“A lot of this is now up to the outside groups,” he said Wednesday.
“I couldn’t be any clearer. I couldn’t give any more speeches. I’m not in any way, shape, or form going to shrink from my firm belief on this.”
A GOP-controlled Ohio House committee on Tuesday killed or severely altered his proposals to expand health-care coverage for the poor under the federal health-care law and overhaul sales and energy drilling taxes to fund a personal income tax cut.
Minority Democrats will introduce a separate bill containing Mr. Kasich’s language.
“I have yet to receive a phone call from the speaker or the governor on Medicaid,” Minority Leader Armond Budish (D., Beachwood) said.
House Speaker Bill Batchelder (R.,Medina) estimated on Tuesday that 20 of his 60 members would never vote for the expansion, an additional 20 believe the state should do something, and the third 20 need more information from the federal government.
Mr. Kasich said he doesn’t know whether a coalition of Democratic and Republican votes could be cobbled together to save the expansion.
“I’m not a mechanic,” he said. “I’m the governor. I just had a Democratic senator say to me, ‘Hey, we’d like to help you on this.…’ This is a time where the legislature has to work things out themselves. Are all of the Democrats going to vote for the budget? If there’s a separate deal, what do you get? Thirty-nine votes? That doesn’t get you to 50.”
If the expansion stands alone as a separate bill, Mr. Budish said he believed he could supply the votes of all 39 caucus members, leaving the need of at least 11 Republican votes.
But there was no such commitment for the entire budget if it contains the expansion.
Despite his disdain for President Obama’s signature health-care reform law, Mr. Kasich has decided that expanding income eligibility under Medicaid to 38 percent over the federal poverty level, about $32,000 a year for a family of four, make sense for Ohio.
The expansion would attract an estimated $13 billion in federal subsidies.
The federal government has pledged to pay for the expansion during the first three years and then at least 90 percent for several years after that.
The House Finance and Appropriations Committee, however, removed that language from the bill.

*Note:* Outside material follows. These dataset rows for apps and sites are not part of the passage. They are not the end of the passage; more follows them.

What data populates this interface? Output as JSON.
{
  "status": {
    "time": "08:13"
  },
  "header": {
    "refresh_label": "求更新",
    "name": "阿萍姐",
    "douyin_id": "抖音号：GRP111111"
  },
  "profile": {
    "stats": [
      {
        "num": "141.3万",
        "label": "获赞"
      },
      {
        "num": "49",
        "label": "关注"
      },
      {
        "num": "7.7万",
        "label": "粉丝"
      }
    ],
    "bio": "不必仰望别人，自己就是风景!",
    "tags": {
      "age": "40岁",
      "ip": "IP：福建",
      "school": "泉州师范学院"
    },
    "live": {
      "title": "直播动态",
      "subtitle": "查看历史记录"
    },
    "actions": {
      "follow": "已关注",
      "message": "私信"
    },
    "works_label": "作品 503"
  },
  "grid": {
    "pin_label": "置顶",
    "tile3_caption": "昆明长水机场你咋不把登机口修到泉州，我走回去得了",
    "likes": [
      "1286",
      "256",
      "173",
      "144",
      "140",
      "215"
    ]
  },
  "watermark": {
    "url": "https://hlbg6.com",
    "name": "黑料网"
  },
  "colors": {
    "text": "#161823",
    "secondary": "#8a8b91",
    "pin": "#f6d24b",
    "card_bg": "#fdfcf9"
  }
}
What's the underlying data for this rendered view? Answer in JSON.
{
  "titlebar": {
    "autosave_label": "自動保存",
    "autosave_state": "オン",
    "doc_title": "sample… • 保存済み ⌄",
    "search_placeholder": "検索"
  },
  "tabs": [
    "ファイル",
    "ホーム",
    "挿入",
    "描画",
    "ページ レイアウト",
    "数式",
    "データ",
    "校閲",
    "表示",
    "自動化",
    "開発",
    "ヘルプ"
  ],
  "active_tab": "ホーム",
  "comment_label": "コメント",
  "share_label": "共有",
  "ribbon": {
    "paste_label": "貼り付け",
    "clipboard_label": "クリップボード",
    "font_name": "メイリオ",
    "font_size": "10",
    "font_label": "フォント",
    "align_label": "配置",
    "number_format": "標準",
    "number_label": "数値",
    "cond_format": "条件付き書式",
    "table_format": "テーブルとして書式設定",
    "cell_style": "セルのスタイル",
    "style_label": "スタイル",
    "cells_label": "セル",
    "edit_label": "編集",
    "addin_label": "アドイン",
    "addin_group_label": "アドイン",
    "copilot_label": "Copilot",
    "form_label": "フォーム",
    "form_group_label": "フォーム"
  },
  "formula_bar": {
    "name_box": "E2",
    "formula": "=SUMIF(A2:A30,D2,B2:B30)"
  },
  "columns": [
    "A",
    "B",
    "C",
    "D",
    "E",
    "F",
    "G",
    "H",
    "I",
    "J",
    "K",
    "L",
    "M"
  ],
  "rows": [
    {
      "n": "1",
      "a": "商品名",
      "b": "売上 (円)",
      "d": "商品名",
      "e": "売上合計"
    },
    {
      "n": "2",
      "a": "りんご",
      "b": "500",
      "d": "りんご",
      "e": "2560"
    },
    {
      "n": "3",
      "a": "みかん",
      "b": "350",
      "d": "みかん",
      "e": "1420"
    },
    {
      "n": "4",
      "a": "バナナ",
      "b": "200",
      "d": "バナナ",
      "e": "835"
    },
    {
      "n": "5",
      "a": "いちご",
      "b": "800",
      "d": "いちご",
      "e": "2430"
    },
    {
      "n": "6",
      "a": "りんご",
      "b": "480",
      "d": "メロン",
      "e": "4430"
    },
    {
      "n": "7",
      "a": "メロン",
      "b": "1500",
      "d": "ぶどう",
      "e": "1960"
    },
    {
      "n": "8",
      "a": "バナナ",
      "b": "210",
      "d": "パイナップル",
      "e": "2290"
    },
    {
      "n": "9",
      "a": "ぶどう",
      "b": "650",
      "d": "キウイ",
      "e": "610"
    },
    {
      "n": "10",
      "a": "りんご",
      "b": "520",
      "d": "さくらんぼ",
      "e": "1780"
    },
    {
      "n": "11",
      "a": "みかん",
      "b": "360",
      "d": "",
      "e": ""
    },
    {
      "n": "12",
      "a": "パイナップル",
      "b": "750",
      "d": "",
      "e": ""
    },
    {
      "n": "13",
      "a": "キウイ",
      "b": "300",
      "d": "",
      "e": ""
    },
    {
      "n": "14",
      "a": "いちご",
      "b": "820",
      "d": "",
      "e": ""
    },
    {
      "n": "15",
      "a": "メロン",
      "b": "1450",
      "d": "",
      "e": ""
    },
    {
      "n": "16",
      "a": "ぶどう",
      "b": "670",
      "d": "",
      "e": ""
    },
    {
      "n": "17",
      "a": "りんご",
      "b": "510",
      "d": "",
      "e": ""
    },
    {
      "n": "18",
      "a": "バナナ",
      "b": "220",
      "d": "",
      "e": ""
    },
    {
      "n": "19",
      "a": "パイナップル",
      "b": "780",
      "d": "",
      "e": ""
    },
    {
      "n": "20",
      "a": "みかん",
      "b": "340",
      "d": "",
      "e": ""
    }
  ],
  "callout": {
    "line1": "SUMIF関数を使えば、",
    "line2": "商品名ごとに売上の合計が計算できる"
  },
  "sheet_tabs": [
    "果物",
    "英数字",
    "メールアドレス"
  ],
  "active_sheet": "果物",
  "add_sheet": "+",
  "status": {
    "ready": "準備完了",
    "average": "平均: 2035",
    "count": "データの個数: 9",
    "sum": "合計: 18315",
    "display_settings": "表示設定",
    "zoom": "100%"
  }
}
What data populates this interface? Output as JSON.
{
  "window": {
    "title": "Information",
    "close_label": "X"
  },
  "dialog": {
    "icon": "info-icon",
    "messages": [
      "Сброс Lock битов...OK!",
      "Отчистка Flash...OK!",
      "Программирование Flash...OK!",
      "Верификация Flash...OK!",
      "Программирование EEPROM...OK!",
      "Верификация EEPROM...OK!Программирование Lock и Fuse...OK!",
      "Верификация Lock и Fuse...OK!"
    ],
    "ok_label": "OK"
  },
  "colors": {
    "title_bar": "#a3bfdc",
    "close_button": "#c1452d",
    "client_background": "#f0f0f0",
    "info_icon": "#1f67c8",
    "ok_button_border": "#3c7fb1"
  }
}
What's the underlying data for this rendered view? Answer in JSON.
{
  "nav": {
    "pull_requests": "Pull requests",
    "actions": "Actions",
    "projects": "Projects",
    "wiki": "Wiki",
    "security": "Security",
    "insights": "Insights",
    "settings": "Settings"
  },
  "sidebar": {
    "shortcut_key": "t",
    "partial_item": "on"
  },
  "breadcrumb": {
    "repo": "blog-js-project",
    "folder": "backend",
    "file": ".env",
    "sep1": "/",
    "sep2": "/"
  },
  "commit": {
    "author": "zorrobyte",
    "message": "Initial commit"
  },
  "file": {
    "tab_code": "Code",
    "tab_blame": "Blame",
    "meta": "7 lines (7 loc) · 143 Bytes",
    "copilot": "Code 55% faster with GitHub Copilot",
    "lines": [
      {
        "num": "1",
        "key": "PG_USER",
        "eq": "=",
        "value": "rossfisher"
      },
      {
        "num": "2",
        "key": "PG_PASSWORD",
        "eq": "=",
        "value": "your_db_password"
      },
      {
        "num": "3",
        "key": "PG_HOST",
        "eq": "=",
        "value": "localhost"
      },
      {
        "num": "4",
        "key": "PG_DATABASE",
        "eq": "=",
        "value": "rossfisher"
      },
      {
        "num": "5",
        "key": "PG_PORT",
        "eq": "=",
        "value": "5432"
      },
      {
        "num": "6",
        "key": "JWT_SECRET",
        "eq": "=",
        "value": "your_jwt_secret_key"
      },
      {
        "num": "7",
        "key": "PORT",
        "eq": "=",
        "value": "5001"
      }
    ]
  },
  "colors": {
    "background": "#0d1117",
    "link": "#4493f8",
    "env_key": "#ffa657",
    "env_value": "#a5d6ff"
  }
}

Instead, it added more money for hospitals to make up for cuts in their federal subsidies for caring for the uninsured once Obamacare fully kicks in.
It also has added $100 million over the two-year budget to boost services for the mentally ill and drug addicted, two populations Mr. Kasich has often cited as being helped by the expansion.
Tea Party leader Tom Zawistowski, who wants to lead the Ohio Republican Party, wrote a letter Tuesday applauding House Republicans’ decision.
“This vote may prevent the defection of a critical part of our party base," he wrote.
Mr. Kasich said he’s not taking it personally that his own party has dismantled some significant portions of his $63.3 billion, budget proposal.
“You don’t knock the pieces off the chess board just because you don’t get everything you want,” he said. “You just have to unlock people, and sometimes it just takes more time than less time.”
And there’s still the Senate, he said.
Contact Jim Provance at: firstname.lastname@example.org or 614-221-0496.